BEGIN

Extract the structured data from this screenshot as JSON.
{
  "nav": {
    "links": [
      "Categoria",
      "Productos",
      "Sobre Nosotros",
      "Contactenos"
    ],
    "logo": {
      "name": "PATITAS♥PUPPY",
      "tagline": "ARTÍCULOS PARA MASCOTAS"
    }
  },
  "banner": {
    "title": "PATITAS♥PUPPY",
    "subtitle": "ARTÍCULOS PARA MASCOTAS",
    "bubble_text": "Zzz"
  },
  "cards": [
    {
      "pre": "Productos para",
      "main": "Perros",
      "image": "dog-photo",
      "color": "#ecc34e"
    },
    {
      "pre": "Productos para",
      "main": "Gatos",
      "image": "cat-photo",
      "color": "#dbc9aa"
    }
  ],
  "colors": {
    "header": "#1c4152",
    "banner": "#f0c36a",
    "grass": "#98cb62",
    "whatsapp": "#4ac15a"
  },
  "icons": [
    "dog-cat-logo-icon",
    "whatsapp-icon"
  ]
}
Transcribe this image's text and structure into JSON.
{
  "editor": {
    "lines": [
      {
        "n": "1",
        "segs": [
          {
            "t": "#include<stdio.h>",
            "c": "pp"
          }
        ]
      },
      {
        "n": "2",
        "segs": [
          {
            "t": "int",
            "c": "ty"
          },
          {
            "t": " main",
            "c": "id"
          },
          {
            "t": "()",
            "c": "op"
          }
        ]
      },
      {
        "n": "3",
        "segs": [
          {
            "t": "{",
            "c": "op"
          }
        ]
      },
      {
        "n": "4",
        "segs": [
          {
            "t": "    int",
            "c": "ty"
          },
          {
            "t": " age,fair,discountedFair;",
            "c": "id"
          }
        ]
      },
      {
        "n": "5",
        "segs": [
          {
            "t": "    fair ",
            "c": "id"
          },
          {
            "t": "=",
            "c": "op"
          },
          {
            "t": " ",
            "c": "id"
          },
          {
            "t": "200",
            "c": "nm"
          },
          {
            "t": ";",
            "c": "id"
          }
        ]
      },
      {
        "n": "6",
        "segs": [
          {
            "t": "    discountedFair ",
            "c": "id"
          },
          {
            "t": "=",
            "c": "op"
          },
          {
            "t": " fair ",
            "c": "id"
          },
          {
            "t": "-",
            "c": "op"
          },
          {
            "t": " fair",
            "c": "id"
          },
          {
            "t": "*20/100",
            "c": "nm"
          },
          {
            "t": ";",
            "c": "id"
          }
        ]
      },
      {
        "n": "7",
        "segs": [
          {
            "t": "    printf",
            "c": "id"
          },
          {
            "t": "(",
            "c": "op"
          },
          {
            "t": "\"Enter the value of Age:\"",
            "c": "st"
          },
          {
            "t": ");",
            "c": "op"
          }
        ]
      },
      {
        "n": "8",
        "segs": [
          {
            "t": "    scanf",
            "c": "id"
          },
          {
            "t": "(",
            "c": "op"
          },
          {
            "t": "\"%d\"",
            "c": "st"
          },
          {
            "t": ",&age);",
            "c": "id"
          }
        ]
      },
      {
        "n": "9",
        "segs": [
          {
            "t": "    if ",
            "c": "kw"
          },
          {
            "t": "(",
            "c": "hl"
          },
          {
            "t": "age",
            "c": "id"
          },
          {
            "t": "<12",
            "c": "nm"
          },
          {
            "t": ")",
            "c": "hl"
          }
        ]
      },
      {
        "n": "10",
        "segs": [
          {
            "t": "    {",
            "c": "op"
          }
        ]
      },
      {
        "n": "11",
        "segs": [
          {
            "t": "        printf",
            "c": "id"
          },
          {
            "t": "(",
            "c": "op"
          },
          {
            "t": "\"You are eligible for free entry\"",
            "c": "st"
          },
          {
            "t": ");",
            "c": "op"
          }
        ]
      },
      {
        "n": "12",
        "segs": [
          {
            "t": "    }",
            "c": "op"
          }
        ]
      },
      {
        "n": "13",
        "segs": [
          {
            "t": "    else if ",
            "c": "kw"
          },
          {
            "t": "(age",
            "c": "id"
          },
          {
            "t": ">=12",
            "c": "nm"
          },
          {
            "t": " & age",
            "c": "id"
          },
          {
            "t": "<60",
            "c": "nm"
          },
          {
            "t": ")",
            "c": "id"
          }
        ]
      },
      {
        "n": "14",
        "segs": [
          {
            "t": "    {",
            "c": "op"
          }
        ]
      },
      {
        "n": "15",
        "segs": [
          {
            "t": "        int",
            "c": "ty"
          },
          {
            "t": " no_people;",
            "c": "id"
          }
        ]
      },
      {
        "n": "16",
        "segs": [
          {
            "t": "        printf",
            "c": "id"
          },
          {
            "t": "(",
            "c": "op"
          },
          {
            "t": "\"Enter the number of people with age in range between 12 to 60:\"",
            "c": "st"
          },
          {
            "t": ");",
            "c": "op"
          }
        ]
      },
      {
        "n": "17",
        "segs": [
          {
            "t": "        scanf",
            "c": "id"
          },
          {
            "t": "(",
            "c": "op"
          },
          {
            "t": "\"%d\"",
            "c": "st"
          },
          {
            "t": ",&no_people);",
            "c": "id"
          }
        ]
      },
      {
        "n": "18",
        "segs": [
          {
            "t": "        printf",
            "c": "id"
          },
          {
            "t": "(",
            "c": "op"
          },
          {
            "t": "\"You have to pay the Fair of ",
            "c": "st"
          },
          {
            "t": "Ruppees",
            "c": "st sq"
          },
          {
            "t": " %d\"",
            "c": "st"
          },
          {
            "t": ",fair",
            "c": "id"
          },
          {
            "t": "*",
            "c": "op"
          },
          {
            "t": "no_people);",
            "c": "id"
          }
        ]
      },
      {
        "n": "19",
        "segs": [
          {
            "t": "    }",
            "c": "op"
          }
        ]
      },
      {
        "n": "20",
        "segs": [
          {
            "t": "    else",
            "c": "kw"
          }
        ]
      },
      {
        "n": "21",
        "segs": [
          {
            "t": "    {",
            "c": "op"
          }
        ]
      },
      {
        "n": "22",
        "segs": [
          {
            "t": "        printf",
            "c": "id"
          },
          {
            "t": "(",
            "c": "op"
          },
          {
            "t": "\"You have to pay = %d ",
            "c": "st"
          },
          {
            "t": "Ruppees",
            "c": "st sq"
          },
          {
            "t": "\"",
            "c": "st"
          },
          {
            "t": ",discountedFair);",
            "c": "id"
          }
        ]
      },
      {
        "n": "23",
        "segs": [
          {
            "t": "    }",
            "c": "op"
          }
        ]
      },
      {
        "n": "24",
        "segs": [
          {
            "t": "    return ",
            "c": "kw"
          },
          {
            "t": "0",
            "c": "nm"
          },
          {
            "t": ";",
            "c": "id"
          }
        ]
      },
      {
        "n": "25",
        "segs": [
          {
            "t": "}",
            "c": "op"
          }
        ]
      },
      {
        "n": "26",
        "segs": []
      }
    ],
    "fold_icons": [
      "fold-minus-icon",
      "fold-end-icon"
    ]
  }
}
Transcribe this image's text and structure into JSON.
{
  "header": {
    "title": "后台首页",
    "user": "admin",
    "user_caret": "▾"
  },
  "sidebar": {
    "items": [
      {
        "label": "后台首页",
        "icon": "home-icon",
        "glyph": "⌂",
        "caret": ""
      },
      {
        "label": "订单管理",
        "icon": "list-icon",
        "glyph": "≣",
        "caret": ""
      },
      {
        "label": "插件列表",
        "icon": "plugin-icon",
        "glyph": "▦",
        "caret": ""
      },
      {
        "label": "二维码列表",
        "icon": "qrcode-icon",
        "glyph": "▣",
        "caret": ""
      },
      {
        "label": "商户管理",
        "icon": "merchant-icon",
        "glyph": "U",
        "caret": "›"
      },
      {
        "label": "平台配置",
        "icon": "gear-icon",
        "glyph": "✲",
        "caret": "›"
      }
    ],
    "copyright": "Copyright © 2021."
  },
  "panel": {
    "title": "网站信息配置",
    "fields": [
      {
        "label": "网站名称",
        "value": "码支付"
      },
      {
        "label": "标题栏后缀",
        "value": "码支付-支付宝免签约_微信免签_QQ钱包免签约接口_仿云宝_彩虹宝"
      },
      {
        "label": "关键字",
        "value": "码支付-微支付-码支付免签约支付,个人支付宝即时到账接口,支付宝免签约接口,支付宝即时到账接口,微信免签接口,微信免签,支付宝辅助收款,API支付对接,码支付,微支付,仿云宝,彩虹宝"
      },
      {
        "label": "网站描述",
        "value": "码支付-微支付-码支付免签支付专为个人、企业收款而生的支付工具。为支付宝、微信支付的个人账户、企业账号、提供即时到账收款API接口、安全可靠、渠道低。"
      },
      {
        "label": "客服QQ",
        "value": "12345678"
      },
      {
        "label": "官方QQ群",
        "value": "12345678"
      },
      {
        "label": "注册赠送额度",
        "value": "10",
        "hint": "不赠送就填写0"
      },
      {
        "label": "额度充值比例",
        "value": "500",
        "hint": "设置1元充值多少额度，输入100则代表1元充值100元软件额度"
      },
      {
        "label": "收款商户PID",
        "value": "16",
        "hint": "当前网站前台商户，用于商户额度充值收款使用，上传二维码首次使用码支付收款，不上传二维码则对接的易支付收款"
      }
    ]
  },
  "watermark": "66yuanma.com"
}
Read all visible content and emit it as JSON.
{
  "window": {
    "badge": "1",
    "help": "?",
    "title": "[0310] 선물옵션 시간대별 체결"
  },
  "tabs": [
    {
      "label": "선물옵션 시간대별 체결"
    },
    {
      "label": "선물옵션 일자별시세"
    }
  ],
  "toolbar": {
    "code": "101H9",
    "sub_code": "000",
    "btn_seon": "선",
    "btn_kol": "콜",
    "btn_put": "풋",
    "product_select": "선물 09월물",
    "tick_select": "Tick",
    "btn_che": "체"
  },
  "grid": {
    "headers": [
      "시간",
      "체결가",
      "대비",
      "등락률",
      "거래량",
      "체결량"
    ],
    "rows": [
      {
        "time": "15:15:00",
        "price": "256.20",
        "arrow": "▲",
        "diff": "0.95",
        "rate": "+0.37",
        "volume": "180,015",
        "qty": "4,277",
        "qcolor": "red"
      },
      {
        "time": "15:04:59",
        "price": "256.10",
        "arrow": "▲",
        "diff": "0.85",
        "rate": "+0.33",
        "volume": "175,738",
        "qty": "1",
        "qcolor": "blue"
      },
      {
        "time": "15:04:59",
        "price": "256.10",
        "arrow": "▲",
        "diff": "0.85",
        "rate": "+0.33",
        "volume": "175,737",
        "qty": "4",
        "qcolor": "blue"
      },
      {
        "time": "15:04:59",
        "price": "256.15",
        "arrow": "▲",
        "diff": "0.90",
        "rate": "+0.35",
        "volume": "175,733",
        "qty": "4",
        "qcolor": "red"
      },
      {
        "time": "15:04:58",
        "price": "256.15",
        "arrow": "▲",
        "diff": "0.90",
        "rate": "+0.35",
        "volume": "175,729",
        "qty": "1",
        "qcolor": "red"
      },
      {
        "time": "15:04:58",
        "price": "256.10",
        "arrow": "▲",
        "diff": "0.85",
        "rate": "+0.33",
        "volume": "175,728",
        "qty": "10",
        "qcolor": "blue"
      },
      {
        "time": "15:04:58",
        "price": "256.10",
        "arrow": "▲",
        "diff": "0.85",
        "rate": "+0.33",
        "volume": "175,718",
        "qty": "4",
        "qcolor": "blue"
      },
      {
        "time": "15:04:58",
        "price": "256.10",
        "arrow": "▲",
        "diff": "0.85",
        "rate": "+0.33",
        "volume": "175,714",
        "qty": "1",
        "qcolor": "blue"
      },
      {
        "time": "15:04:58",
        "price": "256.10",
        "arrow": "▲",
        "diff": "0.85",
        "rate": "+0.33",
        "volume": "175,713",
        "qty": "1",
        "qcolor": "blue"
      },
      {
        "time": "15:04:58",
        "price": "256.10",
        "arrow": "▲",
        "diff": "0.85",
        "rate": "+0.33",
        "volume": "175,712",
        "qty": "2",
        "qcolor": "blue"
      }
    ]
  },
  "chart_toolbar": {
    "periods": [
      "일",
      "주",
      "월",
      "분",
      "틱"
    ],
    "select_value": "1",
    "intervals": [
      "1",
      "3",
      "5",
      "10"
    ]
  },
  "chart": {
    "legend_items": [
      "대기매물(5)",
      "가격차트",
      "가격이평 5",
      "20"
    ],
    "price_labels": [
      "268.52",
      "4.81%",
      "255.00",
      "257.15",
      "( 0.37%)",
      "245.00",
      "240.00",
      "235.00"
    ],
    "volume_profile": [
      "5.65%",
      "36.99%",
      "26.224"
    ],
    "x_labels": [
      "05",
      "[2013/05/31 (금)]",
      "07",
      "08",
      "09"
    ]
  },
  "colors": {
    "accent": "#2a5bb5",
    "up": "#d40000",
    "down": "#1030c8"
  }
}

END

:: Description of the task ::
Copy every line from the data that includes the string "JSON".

:: Answer section ::
Extract the structured data from this screenshot as JSON.
Transcribe this image's text and structure into JSON.
Transcribe this image's text and structure into JSON.
Read all visible content and emit it as JSON.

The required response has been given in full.